Dreamgirls continues at the Savoy Theatre, London.
Star rating: five stars ★ ★ ★ ★ ★
Dreamgirls first debuted on Broadway in 1981 and after a long 35-year wait, it finally has its London debut.
As fans of the show will already know, the book throws the spotlight on the Dreamettes, a young, ambitious singing trio taken on by a former Cadillac salesman and turned into a successful girl group.
Influenced by the history of Motown, especially groups like The Supremes, Act I mostly focuses on the sparkle that comes with showbiz, but Act II gives a glimpse into the aspects of fame that stars would prefer to keep out of the public eye.
The show takes place in the mid-20th century when musical styles such as soul, blues and jazz were sidelined and considered ‘race music’. Popular numbers by black singers often had versions of their songs made for an almost exclusively white pop market.
When Curtis, the Dreamettes’ manager, wants to break the pop charts, he pushes Effie’s powerful voice to the back to bring forward slender Deena who, he feels, will appear more attractive to white audiences.
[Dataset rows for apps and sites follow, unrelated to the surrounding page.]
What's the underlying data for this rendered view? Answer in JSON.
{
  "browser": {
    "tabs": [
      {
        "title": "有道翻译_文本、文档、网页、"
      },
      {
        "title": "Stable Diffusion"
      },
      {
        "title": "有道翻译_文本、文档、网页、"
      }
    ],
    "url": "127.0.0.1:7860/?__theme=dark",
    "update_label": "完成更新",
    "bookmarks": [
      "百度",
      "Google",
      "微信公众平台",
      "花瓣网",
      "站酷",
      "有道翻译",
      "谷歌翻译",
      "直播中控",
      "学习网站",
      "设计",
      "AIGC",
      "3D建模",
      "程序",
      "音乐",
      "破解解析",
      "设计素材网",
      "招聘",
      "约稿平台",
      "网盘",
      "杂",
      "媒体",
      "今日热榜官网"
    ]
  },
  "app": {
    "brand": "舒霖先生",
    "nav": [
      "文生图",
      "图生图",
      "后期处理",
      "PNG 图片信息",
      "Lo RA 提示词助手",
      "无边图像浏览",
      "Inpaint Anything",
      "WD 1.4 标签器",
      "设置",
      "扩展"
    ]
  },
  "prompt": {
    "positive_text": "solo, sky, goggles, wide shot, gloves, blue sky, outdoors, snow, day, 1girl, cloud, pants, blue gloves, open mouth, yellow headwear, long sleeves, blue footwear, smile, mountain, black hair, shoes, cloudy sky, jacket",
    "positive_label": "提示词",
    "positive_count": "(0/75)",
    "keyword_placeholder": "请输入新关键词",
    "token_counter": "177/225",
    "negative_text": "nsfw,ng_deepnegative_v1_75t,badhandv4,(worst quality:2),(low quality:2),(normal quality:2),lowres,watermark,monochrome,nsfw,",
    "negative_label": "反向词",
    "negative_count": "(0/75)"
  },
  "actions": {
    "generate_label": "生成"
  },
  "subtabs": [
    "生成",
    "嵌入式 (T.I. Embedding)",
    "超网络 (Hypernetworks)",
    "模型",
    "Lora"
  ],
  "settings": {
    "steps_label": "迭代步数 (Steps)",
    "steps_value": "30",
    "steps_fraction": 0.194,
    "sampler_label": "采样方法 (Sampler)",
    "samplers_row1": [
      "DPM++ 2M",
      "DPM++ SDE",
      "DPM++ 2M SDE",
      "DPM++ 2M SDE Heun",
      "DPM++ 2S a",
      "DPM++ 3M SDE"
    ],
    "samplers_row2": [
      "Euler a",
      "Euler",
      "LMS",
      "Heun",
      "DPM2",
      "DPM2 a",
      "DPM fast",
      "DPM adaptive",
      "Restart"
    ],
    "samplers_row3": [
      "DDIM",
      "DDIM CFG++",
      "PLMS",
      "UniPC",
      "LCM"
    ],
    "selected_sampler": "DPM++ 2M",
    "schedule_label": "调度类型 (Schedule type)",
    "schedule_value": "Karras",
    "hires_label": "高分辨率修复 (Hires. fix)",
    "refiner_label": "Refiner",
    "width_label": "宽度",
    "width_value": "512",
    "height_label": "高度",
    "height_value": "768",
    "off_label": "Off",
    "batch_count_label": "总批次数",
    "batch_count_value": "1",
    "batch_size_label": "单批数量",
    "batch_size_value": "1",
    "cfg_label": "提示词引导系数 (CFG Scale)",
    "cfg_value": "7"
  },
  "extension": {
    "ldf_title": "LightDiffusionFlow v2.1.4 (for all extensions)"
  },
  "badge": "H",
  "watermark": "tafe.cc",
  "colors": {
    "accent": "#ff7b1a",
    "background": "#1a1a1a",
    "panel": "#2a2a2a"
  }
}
Amber Riley has big shoes to fill with the role of Effie having been previously played by powerhouse actress/singers Jennifer Holliday and Jennifer Hudson.
The show really gives due credit to her wonderful voice, with the rest of the onstage action often coming to a standstill so that the whole focus is on Effie.
The standing ovation she receives at the end of ‘And I Am Telling You I’m Not Going’ cements her place as one memorable Effie White.
In fact, the vocals across the entire cast are completely mesmerising. The other two Dreams, Deena Jones (Liisi LaFontaine) and Lorrell Robinson (Ibinabo Jack) are no back-up singers, but their more gentle characteristics and sensational vocals make the Dreamettes the perfect team.
Curtis Taylor Jr (Joe Aaron Reid) is the greedy, heartless manager only really out for himself and willing to cut out anyone who gets in his way. He leads the cast in the brilliantly choreographed ‘Steppin’ to the Bad Side’ which really highlights his triple threat talents.
Whenever soul singer, Jimmy Early (Adam J. Bernard), is on stage it’s hard not to get swept away by his eccentric behaviour and hypnotised by his moves. C.C, Effie’s brother (Tyrone Huntley), is the group’s songwriter but his vocals are also outstanding.
Audiences are in for a treat as ‘Listen’, a song written for Beyonce in the 2006 film, has been rewritten as a duet for reconciliation between friends.
It would be impossible not to mention the costumes as they really represent the glitz and glamour of the music industry and the sheer amount of changes don’t go unnoticed.
Costume designer Gregg Barnes says the he took inspiration from the story’s setting in the 1960s and 70s, while also making sure that today’s audiences can relate to the designs. Ultimately, he creates a nostalgia for that time, but also makes audience members picture themselves in those outfits today.
It seems that director and choreographer Casey Nicholaw and producer Sonia Friedman are on a winning streak with a multitude of successful shows on both sides of the Atlantic between them.
During ‘And I Am Telling You I’m Not Going’, Effie sings: “You’re gonna love me” – and she is not wrong.
Tickets for Dreamgirls are available HERE.